* _WHAT YOU ARE ASKED TO DO_: Write out the data word for word, taking care that no picture is carried over.
Top of DATASET CONTENT
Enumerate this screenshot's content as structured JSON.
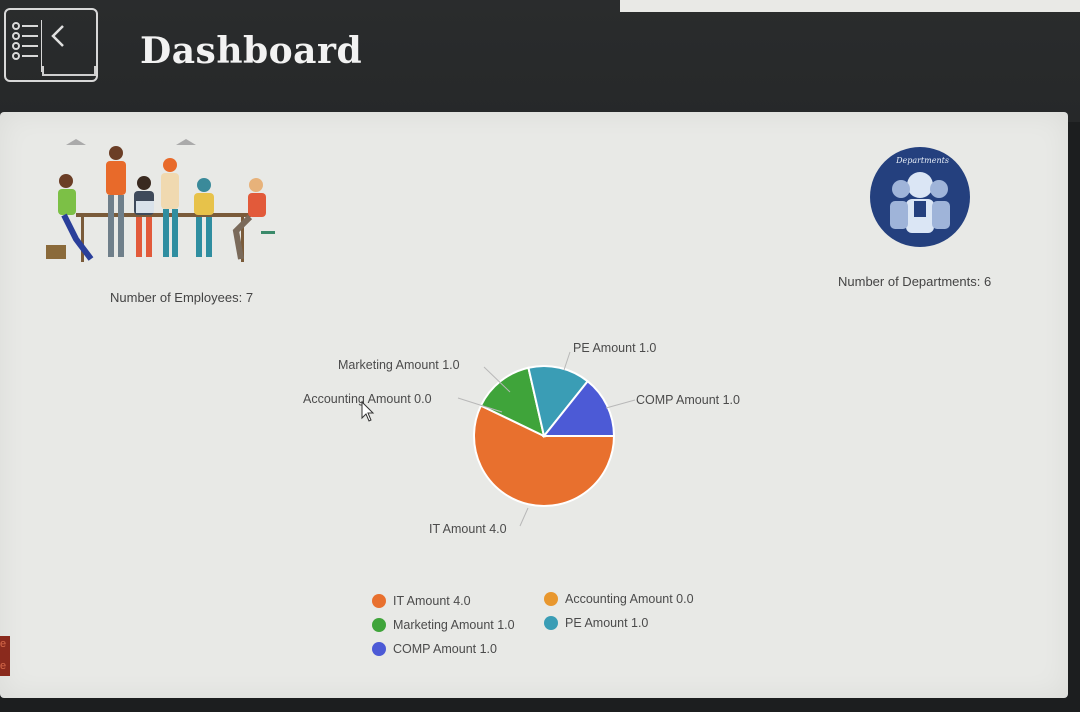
{
  "header": {
    "title": "Dashboard"
  },
  "stats": {
    "employees_label": "Number of Employees: 7",
    "departments_label": "Number of Departments: 6"
  },
  "dept_badge": {
    "caption": "Departments"
  },
  "colors": {
    "it": "#e8702e",
    "accounting": "#e8972e",
    "marketing": "#3fa43a",
    "pe": "#3a9db5",
    "comp": "#4c5ad6"
  },
  "chart_data": {
    "type": "pie",
    "categories": [
      "IT Amount 4.0",
      "Accounting Amount 0.0",
      "Marketing Amount 1.0",
      "PE Amount 1.0",
      "COMP Amount 1.0"
    ],
    "values": [
      4.0,
      0.0,
      1.0,
      1.0,
      1.0
    ],
    "slice_labels": {
      "it": "IT Amount 4.0",
      "accounting": "Accounting Amount 0.0",
      "marketing": "Marketing Amount 1.0",
      "pe": "PE Amount 1.0",
      "comp": "COMP Amount 1.0"
    },
    "legend": [
      {
        "label": "IT Amount 4.0",
        "key": "it"
      },
      {
        "label": "Accounting Amount 0.0",
        "key": "accounting"
      },
      {
        "label": "Marketing Amount 1.0",
        "key": "marketing"
      },
      {
        "label": "PE Amount 1.0",
        "key": "pe"
      },
      {
        "label": "COMP Amount 1.0",
        "key": "comp"
      }
    ],
    "legend_position": "bottom"
  },
  "left_edge": {
    "line1": "e",
    "line2": "e"
  }
}
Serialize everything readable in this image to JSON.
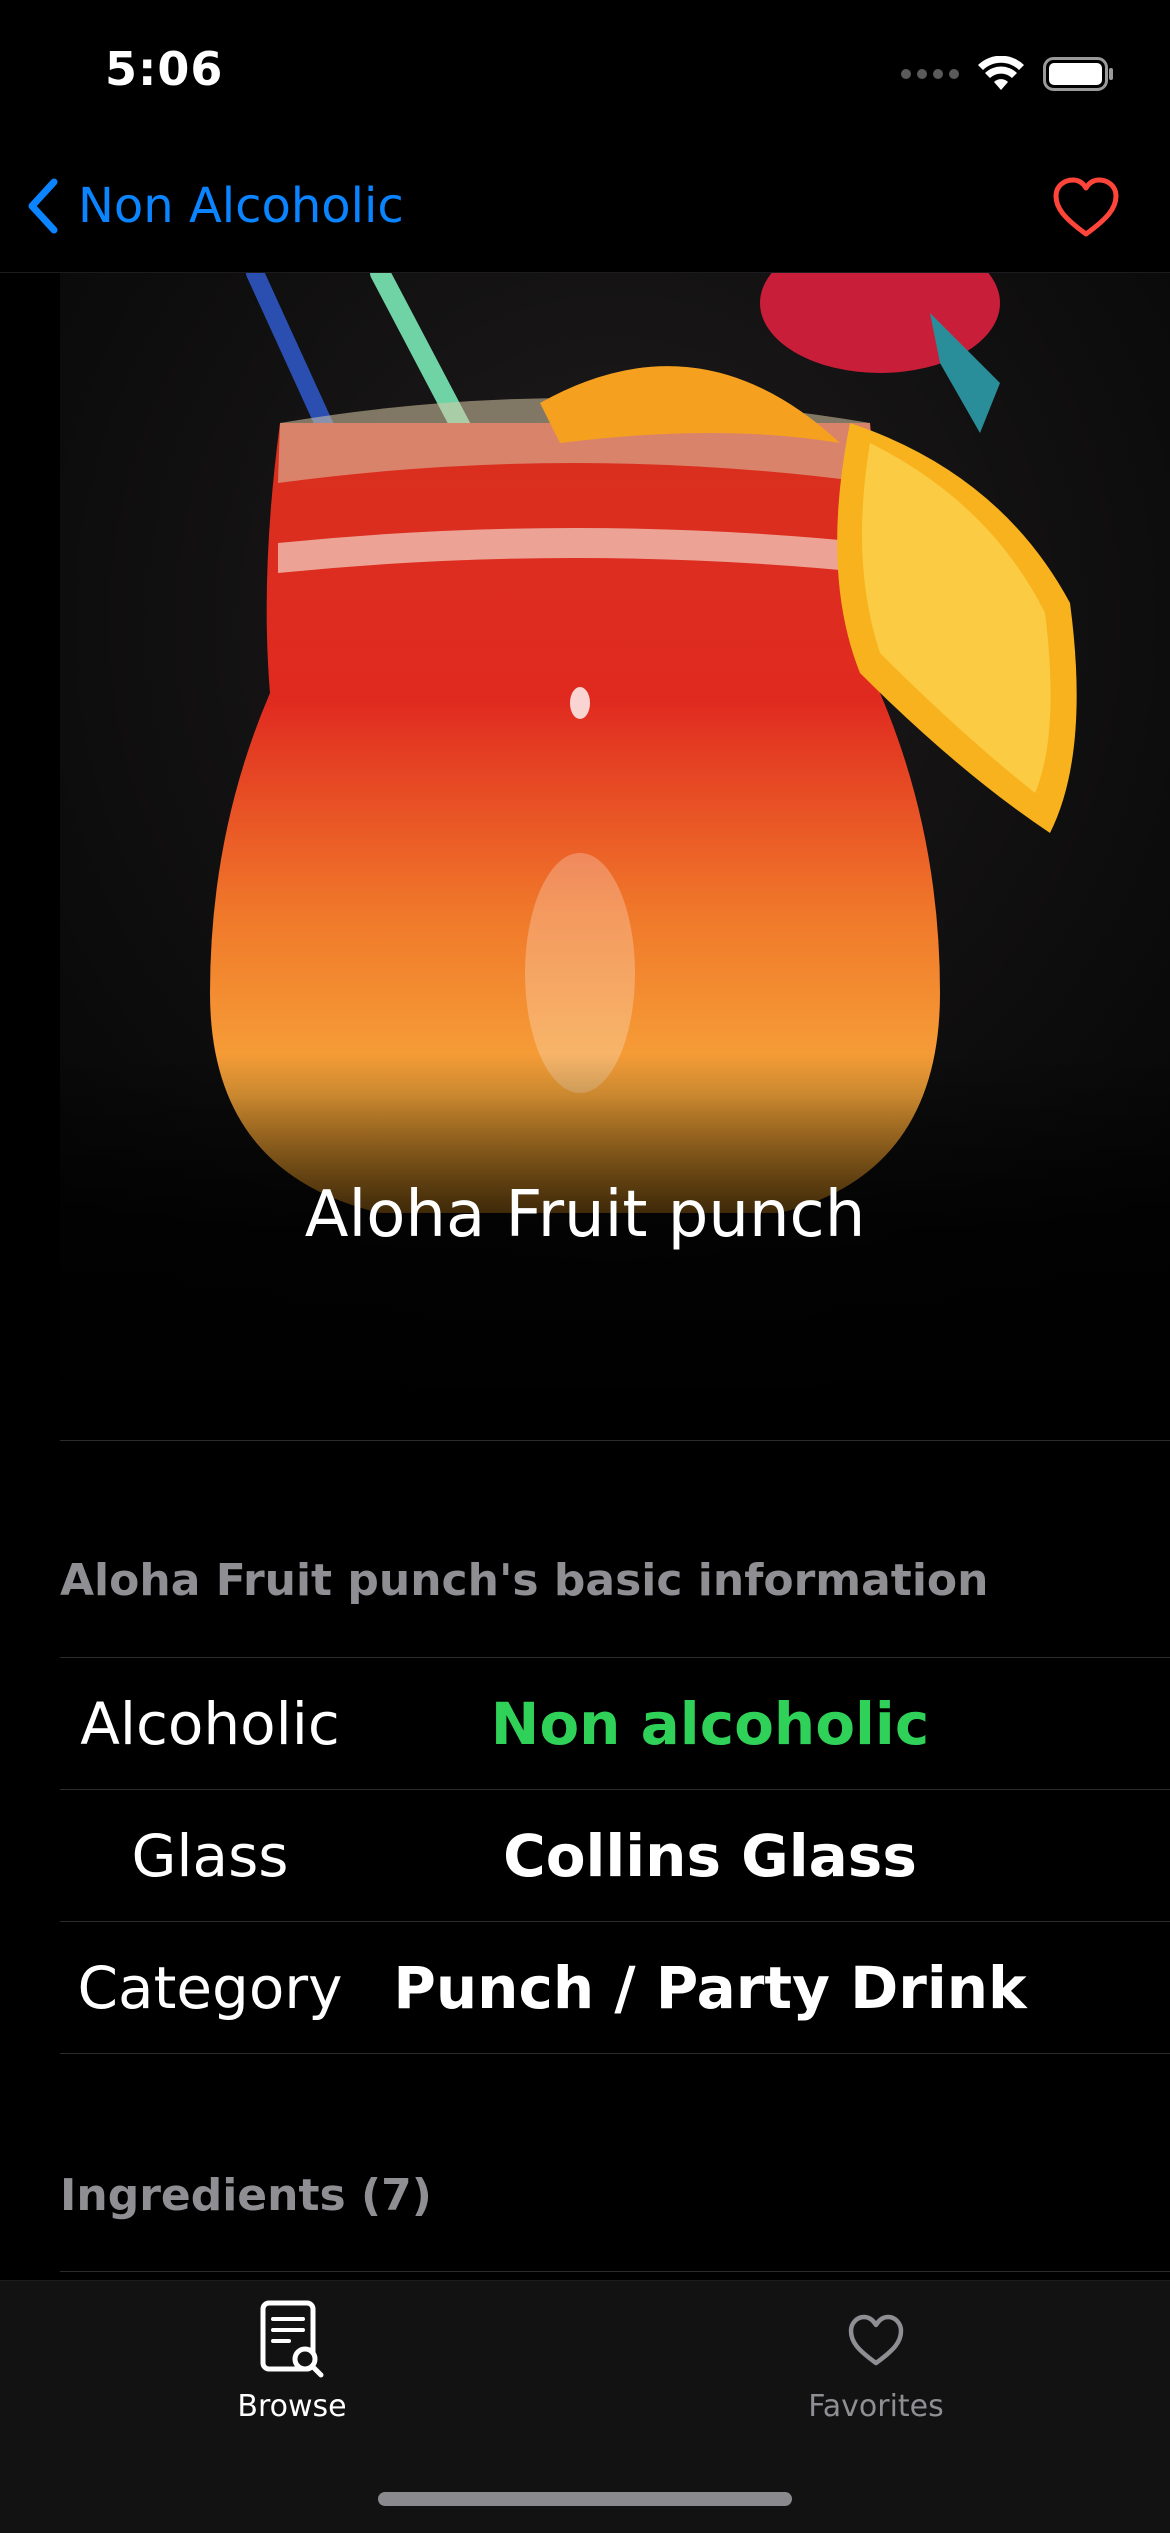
{
  "status_bar": {
    "time": "5:06"
  },
  "nav": {
    "back_label": "Non Alcoholic",
    "accent_color": "#0a84ff",
    "favorite_color": "#ff453a"
  },
  "drink": {
    "title": "Aloha Fruit punch"
  },
  "basic_info": {
    "header": "Aloha Fruit punch's basic information",
    "rows": [
      {
        "label": "Alcoholic",
        "value": "Non alcoholic",
        "value_color": "#30d158"
      },
      {
        "label": "Glass",
        "value": "Collins Glass"
      },
      {
        "label": "Category",
        "value": "Punch / Party Drink"
      }
    ]
  },
  "ingredients": {
    "header": "Ingredients (7)"
  },
  "tab_bar": {
    "tabs": [
      {
        "label": "Browse",
        "icon": "browse-document-search-icon",
        "selected": true
      },
      {
        "label": "Favorites",
        "icon": "heart-icon",
        "selected": false
      }
    ]
  }
}
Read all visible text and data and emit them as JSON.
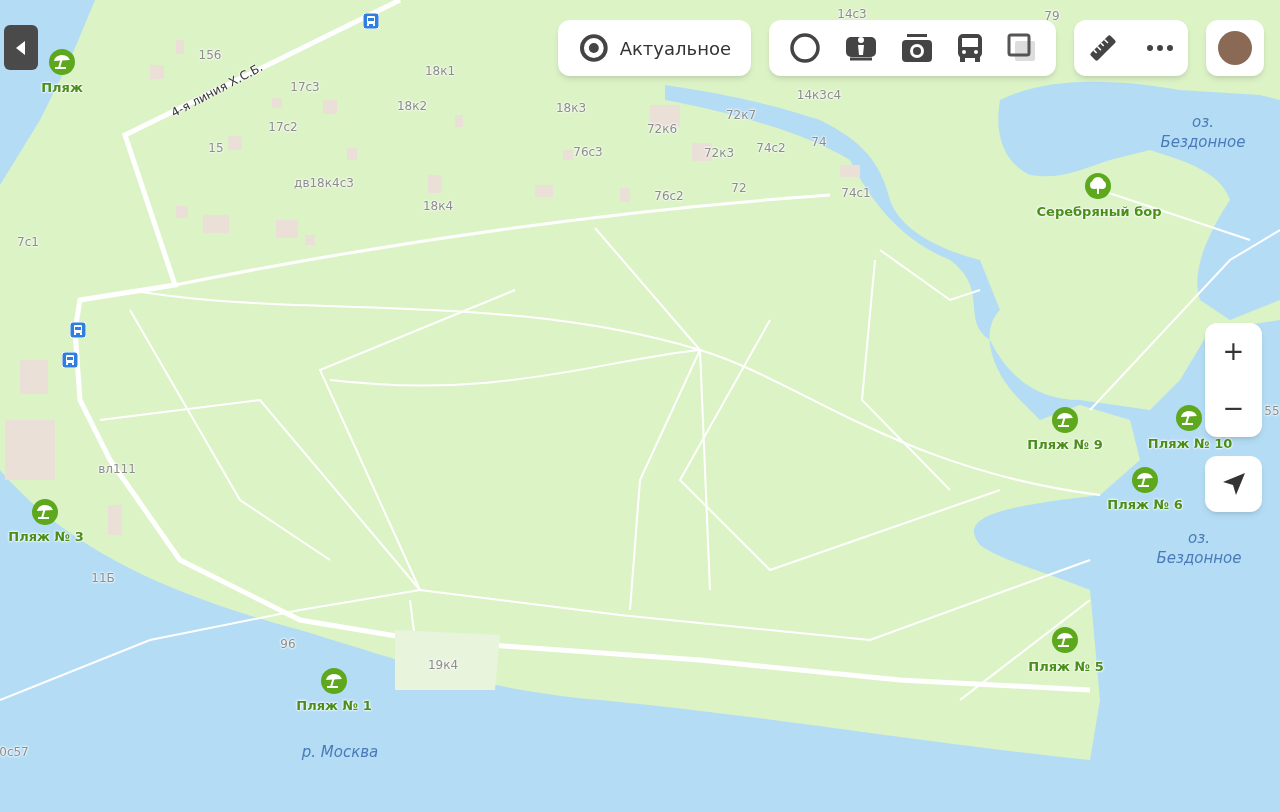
{
  "top_bar": {
    "current_button": {
      "label": "Актуальное"
    }
  },
  "zoom": {
    "in": "+",
    "out": "−"
  },
  "map": {
    "places": [
      {
        "kind": "beach",
        "label": "Пляж"
      },
      {
        "kind": "park",
        "label": "Серебряный бор"
      },
      {
        "kind": "beach",
        "label": "Пляж № 9"
      },
      {
        "kind": "beach",
        "label": "Пляж № 10"
      },
      {
        "kind": "beach",
        "label": "Пляж № 6"
      },
      {
        "kind": "beach",
        "label": "Пляж № 3"
      },
      {
        "kind": "beach",
        "label": "Пляж № 5"
      },
      {
        "kind": "beach",
        "label": "Пляж № 1"
      }
    ],
    "water_labels": [
      {
        "lines": [
          "оз.",
          "Бездонное"
        ]
      },
      {
        "lines": [
          "оз.",
          "Бездонное"
        ]
      },
      {
        "lines": [
          "р. Москва"
        ]
      }
    ],
    "street_labels": [
      "4-я линия Х.С.Б."
    ],
    "building_numbers": [
      "14с3",
      "79",
      "156",
      "18к1",
      "17с3",
      "18к2",
      "18к3",
      "14к3с4",
      "72к7",
      "17с2",
      "72к6",
      "74",
      "15",
      "74с2",
      "76с3",
      "72к3",
      "дв18к4с3",
      "76с2",
      "72",
      "74с1",
      "18к4",
      "7с1",
      "55",
      "вл111",
      "11Б",
      "96",
      "19к4",
      "0с57"
    ]
  }
}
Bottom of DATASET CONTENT
* _SOLVED EXERCISE_:
Enumerate this screenshot's content as structured JSON.
{
  "header": {
    "title": "Dashboard"
  },
  "stats": {
    "employees_label": "Number of Employees: 7",
    "departments_label": "Number of Departments: 6"
  },
  "dept_badge": {
    "caption": "Departments"
  },
  "colors": {
    "it": "#e8702e",
    "accounting": "#e8972e",
    "marketing": "#3fa43a",
    "pe": "#3a9db5",
    "comp": "#4c5ad6"
  },
  "chart_data": {
    "type": "pie",
    "categories": [
      "IT Amount 4.0",
      "Accounting Amount 0.0",
      "Marketing Amount 1.0",
      "PE Amount 1.0",
      "COMP Amount 1.0"
    ],
    "values": [
      4.0,
      0.0,
      1.0,
      1.0,
      1.0
    ],
    "slice_labels": {
      "it": "IT Amount 4.0",
      "accounting": "Accounting Amount 0.0",
      "marketing": "Marketing Amount 1.0",
      "pe": "PE Amount 1.0",
      "comp": "COMP Amount 1.0"
    },
    "legend": [
      {
        "label": "IT Amount 4.0",
        "key": "it"
      },
      {
        "label": "Accounting Amount 0.0",
        "key": "accounting"
      },
      {
        "label": "Marketing Amount 1.0",
        "key": "marketing"
      },
      {
        "label": "PE Amount 1.0",
        "key": "pe"
      },
      {
        "label": "COMP Amount 1.0",
        "key": "comp"
      }
    ],
    "legend_position": "bottom"
  },
  "left_edge": {
    "line1": "e",
    "line2": "e"
  }
}
Serialize everything readable in this image to JSON.
{
  "status_bar": {
    "time": "5:06"
  },
  "nav": {
    "back_label": "Non Alcoholic",
    "accent_color": "#0a84ff",
    "favorite_color": "#ff453a"
  },
  "drink": {
    "title": "Aloha Fruit punch"
  },
  "basic_info": {
    "header": "Aloha Fruit punch's basic information",
    "rows": [
      {
        "label": "Alcoholic",
        "value": "Non alcoholic",
        "value_color": "#30d158"
      },
      {
        "label": "Glass",
        "value": "Collins Glass"
      },
      {
        "label": "Category",
        "value": "Punch / Party Drink"
      }
    ]
  },
  "ingredients": {
    "header": "Ingredients (7)"
  },
  "tab_bar": {
    "tabs": [
      {
        "label": "Browse",
        "icon": "browse-document-search-icon",
        "selected": true
      },
      {
        "label": "Favorites",
        "icon": "heart-icon",
        "selected": false
      }
    ]
  }
}
Read all visible text and data and emit them as JSON.
{
  "top_bar": {
    "current_button": {
      "label": "Актуальное"
    }
  },
  "zoom": {
    "in": "+",
    "out": "−"
  },
  "map": {
    "places": [
      {
        "kind": "beach",
        "label": "Пляж"
      },
      {
        "kind": "park",
        "label": "Серебряный бор"
      },
      {
        "kind": "beach",
        "label": "Пляж № 9"
      },
      {
        "kind": "beach",
        "label": "Пляж № 10"
      },
      {
        "kind": "beach",
        "label": "Пляж № 6"
      },
      {
        "kind": "beach",
        "label": "Пляж № 3"
      },
      {
        "kind": "beach",
        "label": "Пляж № 5"
      },
      {
        "kind": "beach",
        "label": "Пляж № 1"
      }
    ],
    "water_labels": [
      {
        "lines": [
          "оз.",
          "Бездонное"
        ]
      },
      {
        "lines": [
          "оз.",
          "Бездонное"
        ]
      },
      {
        "lines": [
          "р. Москва"
        ]
      }
    ],
    "street_labels": [
      "4-я линия Х.С.Б."
    ],
    "building_numbers": [
      "14с3",
      "79",
      "156",
      "18к1",
      "17с3",
      "18к2",
      "18к3",
      "14к3с4",
      "72к7",
      "17с2",
      "72к6",
      "74",
      "15",
      "74с2",
      "76с3",
      "72к3",
      "дв18к4с3",
      "76с2",
      "72",
      "74с1",
      "18к4",
      "7с1",
      "55",
      "вл111",
      "11Б",
      "96",
      "19к4",
      "0с57"
    ]
  }
}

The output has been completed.